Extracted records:

_ _ _ _ _

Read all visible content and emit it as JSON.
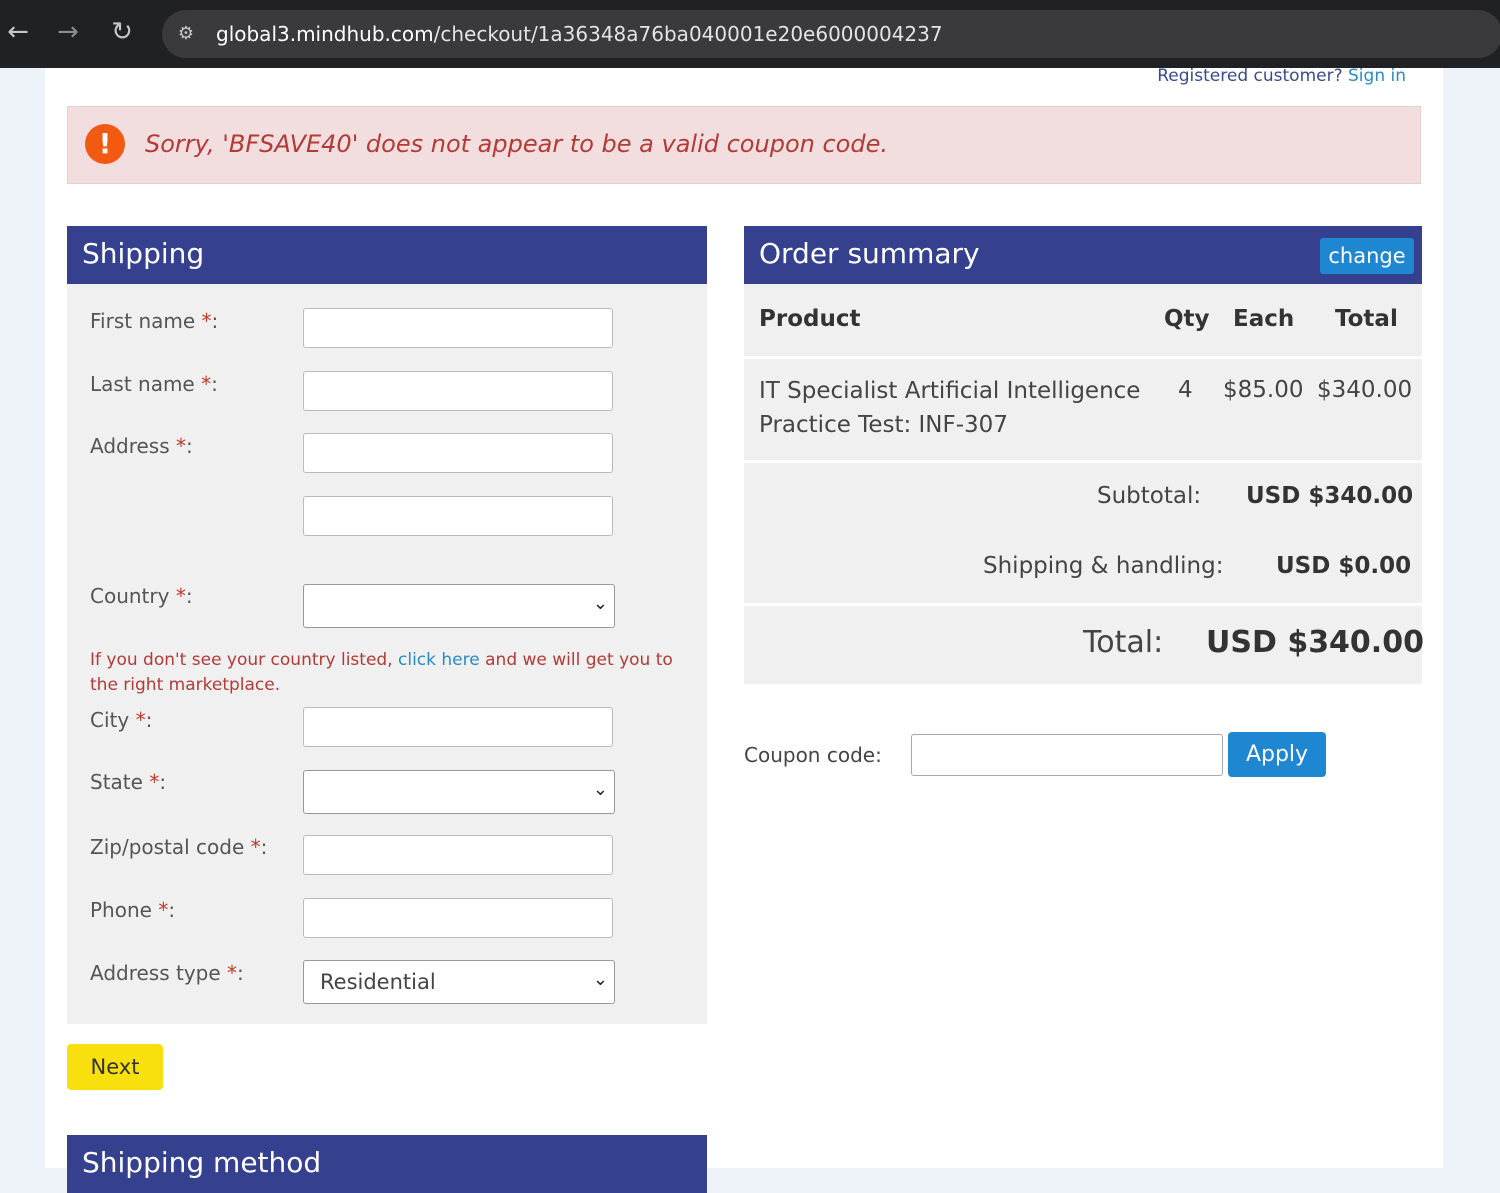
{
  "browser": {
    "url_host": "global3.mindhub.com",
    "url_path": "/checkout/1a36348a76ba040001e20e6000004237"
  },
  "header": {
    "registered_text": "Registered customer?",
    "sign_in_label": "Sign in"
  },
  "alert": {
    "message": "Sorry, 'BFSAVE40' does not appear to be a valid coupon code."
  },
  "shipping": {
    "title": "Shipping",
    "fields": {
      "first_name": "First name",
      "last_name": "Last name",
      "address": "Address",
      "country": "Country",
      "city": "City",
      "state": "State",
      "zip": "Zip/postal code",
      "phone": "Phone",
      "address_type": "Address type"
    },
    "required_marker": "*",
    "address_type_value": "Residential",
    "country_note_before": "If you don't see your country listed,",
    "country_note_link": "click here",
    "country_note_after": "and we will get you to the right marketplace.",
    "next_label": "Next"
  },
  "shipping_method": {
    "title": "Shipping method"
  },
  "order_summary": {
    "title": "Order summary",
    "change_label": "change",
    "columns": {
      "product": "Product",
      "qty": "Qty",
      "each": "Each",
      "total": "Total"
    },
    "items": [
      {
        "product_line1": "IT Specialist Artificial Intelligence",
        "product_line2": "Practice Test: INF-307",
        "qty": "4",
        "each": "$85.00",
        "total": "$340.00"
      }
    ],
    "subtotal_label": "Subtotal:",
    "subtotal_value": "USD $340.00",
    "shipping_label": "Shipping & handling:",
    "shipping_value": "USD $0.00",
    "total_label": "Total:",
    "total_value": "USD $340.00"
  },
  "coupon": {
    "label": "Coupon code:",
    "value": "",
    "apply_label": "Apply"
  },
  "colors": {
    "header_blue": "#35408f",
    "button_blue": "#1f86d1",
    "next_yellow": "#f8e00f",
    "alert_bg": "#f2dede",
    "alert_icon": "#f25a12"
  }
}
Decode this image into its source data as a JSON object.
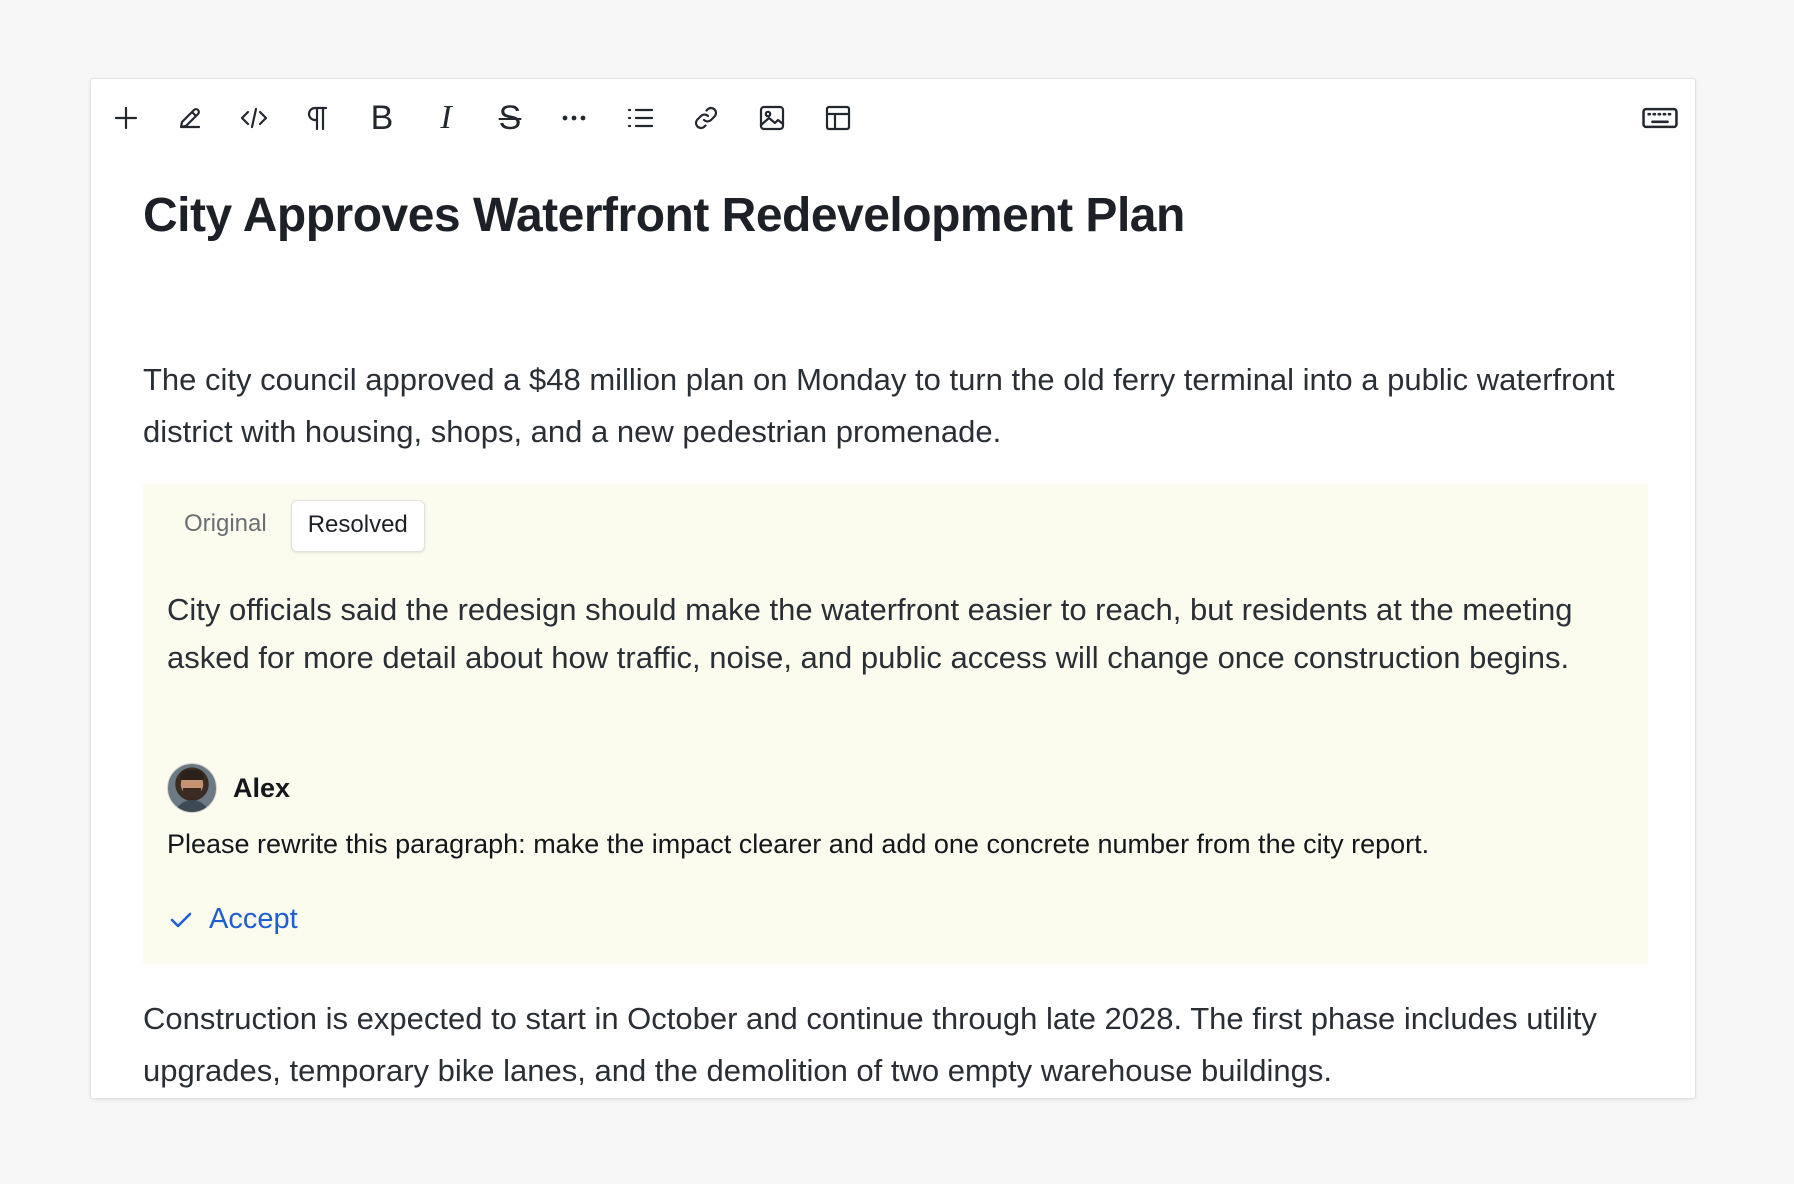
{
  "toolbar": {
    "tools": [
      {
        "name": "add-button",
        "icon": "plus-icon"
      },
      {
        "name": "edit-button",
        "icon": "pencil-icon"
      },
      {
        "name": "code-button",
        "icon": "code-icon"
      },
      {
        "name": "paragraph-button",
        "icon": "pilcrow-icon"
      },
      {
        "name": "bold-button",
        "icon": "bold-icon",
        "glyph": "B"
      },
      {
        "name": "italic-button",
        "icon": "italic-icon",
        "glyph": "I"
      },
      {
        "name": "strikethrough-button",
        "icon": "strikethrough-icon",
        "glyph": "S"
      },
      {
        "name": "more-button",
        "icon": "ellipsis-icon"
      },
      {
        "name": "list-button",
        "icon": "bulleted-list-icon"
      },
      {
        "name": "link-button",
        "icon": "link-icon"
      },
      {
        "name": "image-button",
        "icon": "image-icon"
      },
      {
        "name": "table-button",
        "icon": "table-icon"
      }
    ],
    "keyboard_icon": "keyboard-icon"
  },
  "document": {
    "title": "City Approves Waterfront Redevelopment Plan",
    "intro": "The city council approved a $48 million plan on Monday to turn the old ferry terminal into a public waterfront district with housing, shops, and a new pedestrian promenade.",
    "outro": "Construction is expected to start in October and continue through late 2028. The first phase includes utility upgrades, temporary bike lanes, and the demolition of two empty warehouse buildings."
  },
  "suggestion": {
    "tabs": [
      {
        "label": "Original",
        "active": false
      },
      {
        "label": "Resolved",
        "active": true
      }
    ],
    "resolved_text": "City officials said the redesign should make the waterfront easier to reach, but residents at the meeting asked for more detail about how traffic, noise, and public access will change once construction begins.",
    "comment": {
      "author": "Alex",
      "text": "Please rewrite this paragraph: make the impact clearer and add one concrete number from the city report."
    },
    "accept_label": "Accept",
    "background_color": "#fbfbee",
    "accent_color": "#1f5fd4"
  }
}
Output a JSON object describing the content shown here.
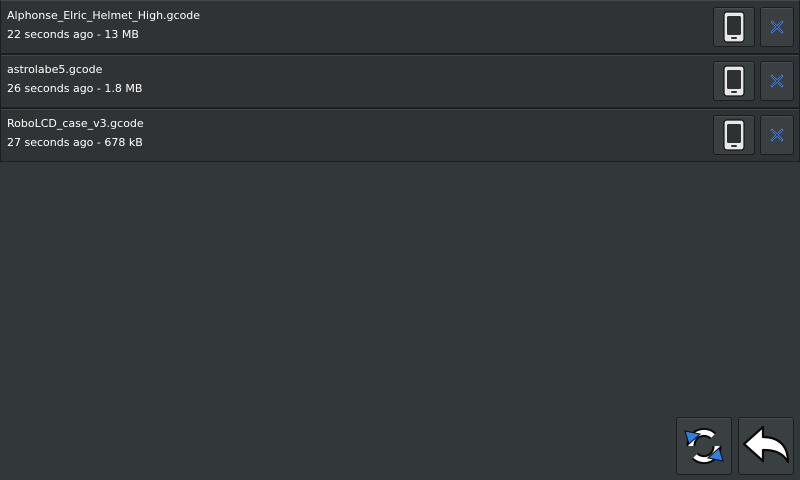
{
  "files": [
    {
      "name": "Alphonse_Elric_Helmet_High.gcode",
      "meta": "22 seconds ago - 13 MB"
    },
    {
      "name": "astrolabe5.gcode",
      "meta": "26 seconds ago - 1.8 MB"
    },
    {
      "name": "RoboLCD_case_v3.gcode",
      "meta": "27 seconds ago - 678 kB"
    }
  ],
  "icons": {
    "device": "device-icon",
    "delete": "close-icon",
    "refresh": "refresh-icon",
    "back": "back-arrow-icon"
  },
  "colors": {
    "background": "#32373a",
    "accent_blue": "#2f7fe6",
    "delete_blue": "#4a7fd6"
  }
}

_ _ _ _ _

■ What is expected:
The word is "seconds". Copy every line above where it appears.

■ Written response:
      "meta": "22 seconds ago - 13 MB"
      "meta": "26 seconds ago - 1.8 MB"
      "meta": "27 seconds ago - 678 kB"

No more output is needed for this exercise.